One of the Minnesota left’s favorite conceits is that Minnesota is just plain better than The South. Their favorite imprecation against some conservative budget-cut or program-trimming plan is that conservatives would “turn Minnesota into a cold (fill in a southern state)”.
Perhaps Minnesota’s African-American community would wish that were the case; household income for black people in Minnesota plunged 14% in the past year, dropping black Minnesotans’ incomes below those in Mississippi (I’ve added all emphasis):
From 2013 to 2014, the median income for black households in the state fell 14 percent. In constant dollars, that was a decline from about $31,500 to $27,000 — or $4,500 in a single year.
Meanwhile, the statewide poverty rate for black residents rose from 33 percent to 38 percent, compared to a stable overall state poverty rate of 11 percent.
The median black household in Minnesota is now worse off than its counterpart in Mississippi. Among the 50 states, along with Puerto Rico and Washington, D.C., Minnesota ranked 45th in median black household income. Mississippi ranked 44th.

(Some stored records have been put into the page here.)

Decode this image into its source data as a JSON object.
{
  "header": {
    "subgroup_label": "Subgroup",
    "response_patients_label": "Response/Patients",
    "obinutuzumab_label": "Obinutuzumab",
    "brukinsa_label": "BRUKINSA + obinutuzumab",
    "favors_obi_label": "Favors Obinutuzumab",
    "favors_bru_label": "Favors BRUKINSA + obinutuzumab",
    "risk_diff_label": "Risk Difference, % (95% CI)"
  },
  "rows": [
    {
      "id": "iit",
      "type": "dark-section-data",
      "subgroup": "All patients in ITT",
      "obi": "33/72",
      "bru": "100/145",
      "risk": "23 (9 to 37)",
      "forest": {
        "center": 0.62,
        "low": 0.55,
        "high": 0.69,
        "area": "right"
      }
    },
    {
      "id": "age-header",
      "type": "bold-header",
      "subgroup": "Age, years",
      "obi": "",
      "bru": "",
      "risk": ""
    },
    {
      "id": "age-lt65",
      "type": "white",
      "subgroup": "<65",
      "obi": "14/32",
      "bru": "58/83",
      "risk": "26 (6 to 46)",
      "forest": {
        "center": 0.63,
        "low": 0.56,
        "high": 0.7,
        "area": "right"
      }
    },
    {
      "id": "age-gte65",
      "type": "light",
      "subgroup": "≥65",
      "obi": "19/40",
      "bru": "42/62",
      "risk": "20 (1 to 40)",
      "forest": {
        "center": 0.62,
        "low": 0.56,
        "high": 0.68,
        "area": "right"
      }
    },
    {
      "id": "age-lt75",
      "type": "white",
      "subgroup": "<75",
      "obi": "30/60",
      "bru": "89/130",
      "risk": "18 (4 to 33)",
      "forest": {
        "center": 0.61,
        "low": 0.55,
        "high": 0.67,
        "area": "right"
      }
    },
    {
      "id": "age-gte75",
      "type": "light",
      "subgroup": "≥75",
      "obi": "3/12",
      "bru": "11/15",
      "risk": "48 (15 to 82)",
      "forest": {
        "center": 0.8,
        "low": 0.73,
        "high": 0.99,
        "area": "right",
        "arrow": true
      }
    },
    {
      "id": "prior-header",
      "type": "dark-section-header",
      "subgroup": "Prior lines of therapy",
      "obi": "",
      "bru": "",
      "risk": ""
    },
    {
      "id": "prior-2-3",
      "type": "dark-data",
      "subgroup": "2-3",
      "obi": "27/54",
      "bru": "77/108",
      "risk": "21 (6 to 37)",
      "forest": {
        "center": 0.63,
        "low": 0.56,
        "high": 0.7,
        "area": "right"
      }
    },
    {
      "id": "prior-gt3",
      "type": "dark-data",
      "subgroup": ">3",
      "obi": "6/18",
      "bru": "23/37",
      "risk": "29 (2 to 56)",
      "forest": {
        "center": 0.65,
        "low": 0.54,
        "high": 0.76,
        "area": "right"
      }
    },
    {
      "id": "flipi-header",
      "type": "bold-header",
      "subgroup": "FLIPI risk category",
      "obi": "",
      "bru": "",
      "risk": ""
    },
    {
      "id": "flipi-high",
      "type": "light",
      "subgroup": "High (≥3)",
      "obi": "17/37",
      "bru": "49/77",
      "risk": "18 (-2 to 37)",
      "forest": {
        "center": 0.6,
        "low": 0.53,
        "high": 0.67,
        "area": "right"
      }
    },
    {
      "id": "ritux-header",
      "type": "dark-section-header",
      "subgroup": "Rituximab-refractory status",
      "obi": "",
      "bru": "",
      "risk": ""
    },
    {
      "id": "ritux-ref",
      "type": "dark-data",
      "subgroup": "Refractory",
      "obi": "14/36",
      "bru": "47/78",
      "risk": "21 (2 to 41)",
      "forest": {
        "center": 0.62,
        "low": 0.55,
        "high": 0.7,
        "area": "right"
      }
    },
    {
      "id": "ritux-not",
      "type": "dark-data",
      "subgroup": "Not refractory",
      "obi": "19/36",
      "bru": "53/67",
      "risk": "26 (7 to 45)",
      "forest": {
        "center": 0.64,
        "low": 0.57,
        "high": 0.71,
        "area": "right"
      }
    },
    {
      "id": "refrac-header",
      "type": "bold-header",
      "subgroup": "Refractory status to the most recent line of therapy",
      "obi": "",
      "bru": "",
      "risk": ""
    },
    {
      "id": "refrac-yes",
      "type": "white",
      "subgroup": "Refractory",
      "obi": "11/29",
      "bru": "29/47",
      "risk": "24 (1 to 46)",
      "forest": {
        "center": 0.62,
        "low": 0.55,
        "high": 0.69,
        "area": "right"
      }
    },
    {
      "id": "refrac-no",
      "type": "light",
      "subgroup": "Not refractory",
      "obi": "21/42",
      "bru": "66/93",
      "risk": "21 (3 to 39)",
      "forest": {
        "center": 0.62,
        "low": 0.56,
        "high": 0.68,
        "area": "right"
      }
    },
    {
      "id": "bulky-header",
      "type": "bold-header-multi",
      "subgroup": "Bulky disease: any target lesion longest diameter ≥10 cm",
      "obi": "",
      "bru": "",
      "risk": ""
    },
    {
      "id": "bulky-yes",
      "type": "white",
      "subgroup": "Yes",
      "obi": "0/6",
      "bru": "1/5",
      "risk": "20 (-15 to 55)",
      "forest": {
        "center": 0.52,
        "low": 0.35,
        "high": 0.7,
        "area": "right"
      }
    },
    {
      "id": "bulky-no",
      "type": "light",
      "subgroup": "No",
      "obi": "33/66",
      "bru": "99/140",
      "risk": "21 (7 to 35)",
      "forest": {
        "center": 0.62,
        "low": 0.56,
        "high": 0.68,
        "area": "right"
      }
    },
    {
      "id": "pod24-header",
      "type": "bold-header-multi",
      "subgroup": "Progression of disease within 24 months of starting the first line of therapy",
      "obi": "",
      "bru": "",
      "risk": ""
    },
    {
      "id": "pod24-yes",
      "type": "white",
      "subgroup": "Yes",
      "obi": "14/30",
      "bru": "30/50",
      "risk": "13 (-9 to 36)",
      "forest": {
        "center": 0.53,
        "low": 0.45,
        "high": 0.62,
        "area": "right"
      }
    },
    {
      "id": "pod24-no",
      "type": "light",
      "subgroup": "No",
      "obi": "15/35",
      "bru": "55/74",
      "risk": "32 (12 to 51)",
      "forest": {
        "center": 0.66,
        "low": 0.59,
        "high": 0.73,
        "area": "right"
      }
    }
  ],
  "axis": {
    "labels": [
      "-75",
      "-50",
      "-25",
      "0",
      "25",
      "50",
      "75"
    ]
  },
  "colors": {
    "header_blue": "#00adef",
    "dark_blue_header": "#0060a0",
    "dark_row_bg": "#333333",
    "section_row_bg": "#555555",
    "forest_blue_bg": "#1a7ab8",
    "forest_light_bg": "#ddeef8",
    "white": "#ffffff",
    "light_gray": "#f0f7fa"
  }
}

Income and poverty for other racial groups in Minnesota — whites, Hispanics and Asians — remained stable. Only blacks saw a worsening of income and poverty.

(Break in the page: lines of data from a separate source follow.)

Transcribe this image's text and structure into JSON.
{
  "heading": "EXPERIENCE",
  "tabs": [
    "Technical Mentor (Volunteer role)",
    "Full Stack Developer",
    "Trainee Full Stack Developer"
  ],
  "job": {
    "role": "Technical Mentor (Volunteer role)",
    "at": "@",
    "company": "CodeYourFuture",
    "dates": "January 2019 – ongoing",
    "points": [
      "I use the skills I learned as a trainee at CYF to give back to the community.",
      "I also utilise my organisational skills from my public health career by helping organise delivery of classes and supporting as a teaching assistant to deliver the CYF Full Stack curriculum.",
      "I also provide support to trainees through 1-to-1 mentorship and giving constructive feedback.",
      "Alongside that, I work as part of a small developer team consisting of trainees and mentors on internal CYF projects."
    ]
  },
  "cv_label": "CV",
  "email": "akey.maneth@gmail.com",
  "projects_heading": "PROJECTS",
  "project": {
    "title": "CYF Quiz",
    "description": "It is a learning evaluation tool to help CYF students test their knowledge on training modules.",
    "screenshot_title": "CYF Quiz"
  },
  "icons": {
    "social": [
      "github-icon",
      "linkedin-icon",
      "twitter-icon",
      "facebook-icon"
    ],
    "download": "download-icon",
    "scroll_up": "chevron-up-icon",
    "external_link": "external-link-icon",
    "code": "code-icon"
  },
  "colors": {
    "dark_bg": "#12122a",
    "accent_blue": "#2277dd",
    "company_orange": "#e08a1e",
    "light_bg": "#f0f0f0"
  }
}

“It’s alarming,” said Steven Belton, interim president and CEO of the Minneapolis Urban League. “It’s a deepening of the income disparity, not only across the state but across the nation. When you pair that with the continuing disparities we have in education, health and wealth, it’s disturbing.
“The alleged rising tide has not lifted all boats.”
Of course, the Urban League is a DFL front; of course they’re going to take a whack at classic bit of conservative rhetoric.
But the truth is this; the vast majority of Minnesota’s Afro-Americans vote DFL, and live in DFL-dominated cities. I don’t have the figures handy, but I don’t think it’s controversial to say that they are disproportionally not heavily represented in the parts of Minnesota’s economy that are prospering – health insurance, medical devices and financial services, all heavily subsidized by the Obama Administration.
They tend to live – again, no stats immediately at hand, but by all means, try to prove me wrong – on the economy that the rest of Minnesota lives on; the one that, for all of the DFL’s boasting and bragging, just isn’t doing all that well.